There is a debate over whether crafts are considered art. Quilting, needlepoint, knitting, photography, and pottery are some examples of handiwork that are at the heart of the debate. To some, craft is work and the creation of objects, while art expresses emotions and vision. Craft is a learned skill, where art is a merited expression. The judgment on defining what is an art vs. what is a craft is fascinating and reflects the values of the beholder. There are actually scientific charts available online to help one define something as an art or craft, if the line is blurred for you.
It is comfortably blurred for me. There seems to be a status associated with creating art that is not awarded to creating a craft, and that is the line I cannot see so clearly.
In a late-night conversation with a friend on Sunday, I was taken aback by my friend’s, “right is right and wrong is wrong” view of the world.

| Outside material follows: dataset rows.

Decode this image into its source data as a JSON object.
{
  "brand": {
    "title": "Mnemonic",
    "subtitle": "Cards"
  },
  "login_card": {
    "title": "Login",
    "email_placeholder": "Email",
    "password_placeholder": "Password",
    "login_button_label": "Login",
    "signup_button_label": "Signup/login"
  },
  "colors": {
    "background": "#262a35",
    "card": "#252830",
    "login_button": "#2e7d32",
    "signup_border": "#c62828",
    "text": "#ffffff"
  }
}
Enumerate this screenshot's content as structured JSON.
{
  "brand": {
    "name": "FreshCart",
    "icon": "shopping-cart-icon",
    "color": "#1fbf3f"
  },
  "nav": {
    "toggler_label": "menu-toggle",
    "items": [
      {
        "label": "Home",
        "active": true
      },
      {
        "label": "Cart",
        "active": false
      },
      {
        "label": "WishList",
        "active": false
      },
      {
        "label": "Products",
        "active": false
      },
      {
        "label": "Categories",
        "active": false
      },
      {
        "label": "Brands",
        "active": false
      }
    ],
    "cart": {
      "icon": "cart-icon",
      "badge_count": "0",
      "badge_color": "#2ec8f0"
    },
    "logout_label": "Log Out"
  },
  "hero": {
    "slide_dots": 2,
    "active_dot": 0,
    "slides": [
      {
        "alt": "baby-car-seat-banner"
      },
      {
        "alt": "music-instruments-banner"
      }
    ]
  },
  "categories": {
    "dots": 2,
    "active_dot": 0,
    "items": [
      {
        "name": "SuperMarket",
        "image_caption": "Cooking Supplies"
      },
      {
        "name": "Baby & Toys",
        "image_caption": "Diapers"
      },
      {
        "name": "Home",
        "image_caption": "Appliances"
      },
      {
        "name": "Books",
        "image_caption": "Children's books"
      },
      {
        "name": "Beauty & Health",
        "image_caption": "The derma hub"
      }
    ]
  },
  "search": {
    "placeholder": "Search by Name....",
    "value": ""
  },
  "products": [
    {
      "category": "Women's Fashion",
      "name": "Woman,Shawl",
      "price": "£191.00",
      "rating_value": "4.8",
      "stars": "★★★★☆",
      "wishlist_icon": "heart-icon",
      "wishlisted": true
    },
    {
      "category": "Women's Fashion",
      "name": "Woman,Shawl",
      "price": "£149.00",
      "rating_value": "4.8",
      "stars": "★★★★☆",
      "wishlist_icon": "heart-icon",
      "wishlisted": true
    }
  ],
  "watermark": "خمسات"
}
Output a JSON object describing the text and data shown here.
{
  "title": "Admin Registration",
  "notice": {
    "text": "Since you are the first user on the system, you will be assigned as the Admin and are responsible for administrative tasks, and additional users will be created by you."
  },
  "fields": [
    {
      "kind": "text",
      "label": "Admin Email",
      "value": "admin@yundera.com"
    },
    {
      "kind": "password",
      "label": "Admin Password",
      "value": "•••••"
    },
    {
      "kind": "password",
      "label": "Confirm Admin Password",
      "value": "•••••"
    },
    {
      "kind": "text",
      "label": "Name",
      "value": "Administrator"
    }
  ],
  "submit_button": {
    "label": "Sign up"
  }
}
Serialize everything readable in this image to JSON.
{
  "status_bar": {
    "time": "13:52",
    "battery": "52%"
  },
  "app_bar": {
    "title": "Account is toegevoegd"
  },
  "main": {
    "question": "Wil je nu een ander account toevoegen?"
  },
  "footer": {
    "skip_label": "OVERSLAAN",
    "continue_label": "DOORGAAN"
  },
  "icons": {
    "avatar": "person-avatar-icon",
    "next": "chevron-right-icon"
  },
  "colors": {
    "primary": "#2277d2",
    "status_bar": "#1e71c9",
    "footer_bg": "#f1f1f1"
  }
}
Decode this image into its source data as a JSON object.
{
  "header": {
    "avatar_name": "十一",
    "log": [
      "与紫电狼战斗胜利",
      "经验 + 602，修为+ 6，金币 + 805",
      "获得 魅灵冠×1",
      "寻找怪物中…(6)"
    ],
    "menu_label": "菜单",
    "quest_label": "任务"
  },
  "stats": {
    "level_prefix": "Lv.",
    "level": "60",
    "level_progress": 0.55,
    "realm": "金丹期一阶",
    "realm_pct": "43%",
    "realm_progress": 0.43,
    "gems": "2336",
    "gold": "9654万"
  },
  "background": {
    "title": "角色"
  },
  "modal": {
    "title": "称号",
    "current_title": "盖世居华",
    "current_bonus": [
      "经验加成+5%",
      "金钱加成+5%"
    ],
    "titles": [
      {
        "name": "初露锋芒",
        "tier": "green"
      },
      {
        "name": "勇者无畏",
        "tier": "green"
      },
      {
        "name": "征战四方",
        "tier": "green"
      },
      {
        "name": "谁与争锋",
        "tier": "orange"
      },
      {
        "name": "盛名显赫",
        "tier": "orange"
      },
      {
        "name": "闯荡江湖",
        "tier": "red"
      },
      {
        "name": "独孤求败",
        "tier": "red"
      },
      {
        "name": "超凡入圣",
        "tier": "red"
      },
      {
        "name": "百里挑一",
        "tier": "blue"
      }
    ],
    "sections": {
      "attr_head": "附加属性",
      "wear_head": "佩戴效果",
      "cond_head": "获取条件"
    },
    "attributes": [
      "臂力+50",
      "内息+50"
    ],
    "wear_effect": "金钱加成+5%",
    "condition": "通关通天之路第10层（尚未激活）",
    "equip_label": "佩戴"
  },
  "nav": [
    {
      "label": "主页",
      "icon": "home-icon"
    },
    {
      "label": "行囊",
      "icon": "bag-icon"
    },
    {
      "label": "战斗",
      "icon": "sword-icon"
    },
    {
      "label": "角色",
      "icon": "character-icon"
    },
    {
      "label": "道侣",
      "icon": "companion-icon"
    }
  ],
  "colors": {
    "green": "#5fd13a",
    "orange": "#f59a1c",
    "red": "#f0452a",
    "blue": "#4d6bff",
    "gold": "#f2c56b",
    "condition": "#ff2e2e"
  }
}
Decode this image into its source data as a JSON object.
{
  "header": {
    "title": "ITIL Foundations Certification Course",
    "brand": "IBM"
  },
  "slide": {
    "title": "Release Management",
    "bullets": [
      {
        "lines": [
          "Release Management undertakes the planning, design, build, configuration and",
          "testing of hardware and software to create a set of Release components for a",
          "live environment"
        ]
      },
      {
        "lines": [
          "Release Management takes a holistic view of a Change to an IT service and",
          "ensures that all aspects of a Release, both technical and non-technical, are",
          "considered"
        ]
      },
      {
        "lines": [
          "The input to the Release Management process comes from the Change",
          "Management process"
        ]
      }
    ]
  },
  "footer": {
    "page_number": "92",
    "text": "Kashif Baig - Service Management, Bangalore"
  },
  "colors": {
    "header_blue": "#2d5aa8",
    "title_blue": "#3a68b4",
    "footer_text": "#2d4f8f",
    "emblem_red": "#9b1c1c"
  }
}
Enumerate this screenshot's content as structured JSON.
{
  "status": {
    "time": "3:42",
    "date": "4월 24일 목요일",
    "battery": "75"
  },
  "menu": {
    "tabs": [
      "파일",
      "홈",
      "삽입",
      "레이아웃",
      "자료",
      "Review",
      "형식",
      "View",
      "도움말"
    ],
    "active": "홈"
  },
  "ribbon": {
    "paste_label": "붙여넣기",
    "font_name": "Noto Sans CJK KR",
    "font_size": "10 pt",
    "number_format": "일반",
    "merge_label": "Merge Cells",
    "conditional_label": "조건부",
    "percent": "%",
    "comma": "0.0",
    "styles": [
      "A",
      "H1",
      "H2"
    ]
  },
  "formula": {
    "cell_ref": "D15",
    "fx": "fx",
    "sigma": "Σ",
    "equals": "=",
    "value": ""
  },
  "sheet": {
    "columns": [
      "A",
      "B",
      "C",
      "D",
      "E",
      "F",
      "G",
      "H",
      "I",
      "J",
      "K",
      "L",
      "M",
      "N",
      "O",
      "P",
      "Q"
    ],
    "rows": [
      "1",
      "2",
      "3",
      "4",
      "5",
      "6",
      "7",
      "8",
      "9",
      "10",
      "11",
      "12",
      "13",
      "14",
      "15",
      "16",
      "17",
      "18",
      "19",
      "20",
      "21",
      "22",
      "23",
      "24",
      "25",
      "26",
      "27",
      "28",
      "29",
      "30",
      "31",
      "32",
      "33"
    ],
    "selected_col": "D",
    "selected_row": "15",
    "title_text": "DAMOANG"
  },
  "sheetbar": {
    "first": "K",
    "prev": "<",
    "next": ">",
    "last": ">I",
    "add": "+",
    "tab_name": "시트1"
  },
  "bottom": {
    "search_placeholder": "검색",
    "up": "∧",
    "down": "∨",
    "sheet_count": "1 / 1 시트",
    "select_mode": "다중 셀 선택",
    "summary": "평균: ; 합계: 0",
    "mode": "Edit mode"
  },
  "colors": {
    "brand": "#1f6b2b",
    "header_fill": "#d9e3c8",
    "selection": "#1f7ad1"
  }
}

This is one person’s perspective, but this clear-cut view has not been as simple for me.
She asked for an example where I could point out a blurred space. I gave an example from our conversation where the judgment of right and wrong was dependent on the eye of the beholder. Both parties could be judged as right and both could be wrong. My friend was able to disagree, then dissect the example and find a place of blame, therefore clearly defining what was right and what was wrong.
This conversation was born from several threads in our lives, including our personal relationships with friends, family and the unsettling shooting in Willowbrook, which cast a long shadow on the Juneteenth holiday.
Still ringing with the “right is right, wrong is wrong” discussion the night before, I caught Chicago Mayor Brandon Johnson’s press conference yesterday where he highlighted the creative efforts to transform monuments in Chicago, using art and community to organize public narratives that redefine space as “oppressors who seek to dominate go after their art, history and culture.”
I envy my friend’s ability to see the world in such a dichotomy. Perhaps she sees me as a broken compass, unable to gauge at times what is right and what is wrong. Perhaps it is my conflict-avoidant personality, or maybe the act of judging itself brings conflict, or maybe it’s the judgment’s execution of “justice” that unsettles me.
What I do know and can say confidently is that being unsettled is my normal state, and art does have healing powers. I am inspired by Chicago’s community re-imagination of public monuments and efforts to re-engage public spaces and narratives. The act of creating art or a craft has the power to transform.
Back here in Forest Park, a small group of us meet at the Community Center on the third Wednesday of every month at 7 p.m. for what is informally known as “craft club.” Formally it is called Creative Collective, and is a space open to all locals who have a portable craft or art that they can work on with others. This is a group, very informal, where people bring their glue, thread, yarn, whatever medium they are working with, to share a collective creative space. Some come empty-handed with only the intent to create conversation.
This group is open to all. I formally invite you to come create and share space in our local community center, and I welcome your perspective on whether we are creating art or craft.